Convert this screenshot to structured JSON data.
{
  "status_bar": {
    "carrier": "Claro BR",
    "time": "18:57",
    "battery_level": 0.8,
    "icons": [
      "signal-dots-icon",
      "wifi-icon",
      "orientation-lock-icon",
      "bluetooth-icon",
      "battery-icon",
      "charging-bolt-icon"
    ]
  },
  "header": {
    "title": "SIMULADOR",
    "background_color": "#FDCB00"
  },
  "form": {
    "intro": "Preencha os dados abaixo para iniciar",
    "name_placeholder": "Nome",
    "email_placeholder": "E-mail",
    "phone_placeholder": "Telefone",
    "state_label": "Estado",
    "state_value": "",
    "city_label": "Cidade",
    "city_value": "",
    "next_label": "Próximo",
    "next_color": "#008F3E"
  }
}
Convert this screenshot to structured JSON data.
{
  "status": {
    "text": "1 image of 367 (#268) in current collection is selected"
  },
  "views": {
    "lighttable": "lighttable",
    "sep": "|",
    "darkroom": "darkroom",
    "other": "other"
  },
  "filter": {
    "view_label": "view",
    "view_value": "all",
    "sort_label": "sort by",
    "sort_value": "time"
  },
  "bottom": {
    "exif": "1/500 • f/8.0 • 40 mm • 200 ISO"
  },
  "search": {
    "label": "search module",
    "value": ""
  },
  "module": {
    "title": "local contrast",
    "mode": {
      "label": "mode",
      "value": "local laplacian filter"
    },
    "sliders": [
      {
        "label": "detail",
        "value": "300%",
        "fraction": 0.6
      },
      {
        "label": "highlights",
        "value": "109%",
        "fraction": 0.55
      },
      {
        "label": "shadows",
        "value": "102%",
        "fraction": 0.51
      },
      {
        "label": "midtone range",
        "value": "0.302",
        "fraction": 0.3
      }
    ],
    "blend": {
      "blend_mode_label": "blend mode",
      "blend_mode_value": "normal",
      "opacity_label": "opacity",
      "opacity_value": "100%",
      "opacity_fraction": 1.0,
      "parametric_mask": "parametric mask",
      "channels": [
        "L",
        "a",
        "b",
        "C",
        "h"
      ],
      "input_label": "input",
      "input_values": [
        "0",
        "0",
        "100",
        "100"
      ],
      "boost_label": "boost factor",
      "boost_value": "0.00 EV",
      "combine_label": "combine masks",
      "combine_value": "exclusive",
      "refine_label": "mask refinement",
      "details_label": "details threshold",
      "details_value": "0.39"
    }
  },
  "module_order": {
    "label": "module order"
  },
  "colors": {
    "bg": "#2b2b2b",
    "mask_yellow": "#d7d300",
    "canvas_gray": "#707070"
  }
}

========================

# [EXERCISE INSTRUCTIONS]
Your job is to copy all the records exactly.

# [RESPONSE]
Convert this screenshot to structured JSON data.
{
  "status_bar": {
    "carrier": "Claro BR",
    "time": "18:57",
    "battery_level": 0.8,
    "icons": [
      "signal-dots-icon",
      "wifi-icon",
      "orientation-lock-icon",
      "bluetooth-icon",
      "battery-icon",
      "charging-bolt-icon"
    ]
  },
  "header": {
    "title": "SIMULADOR",
    "background_color": "#FDCB00"
  },
  "form": {
    "intro": "Preencha os dados abaixo para iniciar",
    "name_placeholder": "Nome",
    "email_placeholder": "E-mail",
    "phone_placeholder": "Telefone",
    "state_label": "Estado",
    "state_value": "",
    "city_label": "Cidade",
    "city_value": "",
    "next_label": "Próximo",
    "next_color": "#008F3E"
  }
}
Convert this screenshot to structured JSON data.
{
  "status": {
    "text": "1 image of 367 (#268) in current collection is selected"
  },
  "views": {
    "lighttable": "lighttable",
    "sep": "|",
    "darkroom": "darkroom",
    "other": "other"
  },
  "filter": {
    "view_label": "view",
    "view_value": "all",
    "sort_label": "sort by",
    "sort_value": "time"
  },
  "bottom": {
    "exif": "1/500 • f/8.0 • 40 mm • 200 ISO"
  },
  "search": {
    "label": "search module",
    "value": ""
  },
  "module": {
    "title": "local contrast",
    "mode": {
      "label": "mode",
      "value": "local laplacian filter"
    },
    "sliders": [
      {
        "label": "detail",
        "value": "300%",
        "fraction": 0.6
      },
      {
        "label": "highlights",
        "value": "109%",
        "fraction": 0.55
      },
      {
        "label": "shadows",
        "value": "102%",
        "fraction": 0.51
      },
      {
        "label": "midtone range",
        "value": "0.302",
        "fraction": 0.3
      }
    ],
    "blend": {
      "blend_mode_label": "blend mode",
      "blend_mode_value": "normal",
      "opacity_label": "opacity",
      "opacity_value": "100%",
      "opacity_fraction": 1.0,
      "parametric_mask": "parametric mask",
      "channels": [
        "L",
        "a",
        "b",
        "C",
        "h"
      ],
      "input_label": "input",
      "input_values": [
        "0",
        "0",
        "100",
        "100"
      ],
      "boost_label": "boost factor",
      "boost_value": "0.00 EV",
      "combine_label": "combine masks",
      "combine_value": "exclusive",
      "refine_label": "mask refinement",
      "details_label": "details threshold",
      "details_value": "0.39"
    }
  },
  "module_order": {
    "label": "module order"
  },
  "colors": {
    "bg": "#2b2b2b",
    "mask_yellow": "#d7d300",
    "canvas_gray": "#707070"
  }
}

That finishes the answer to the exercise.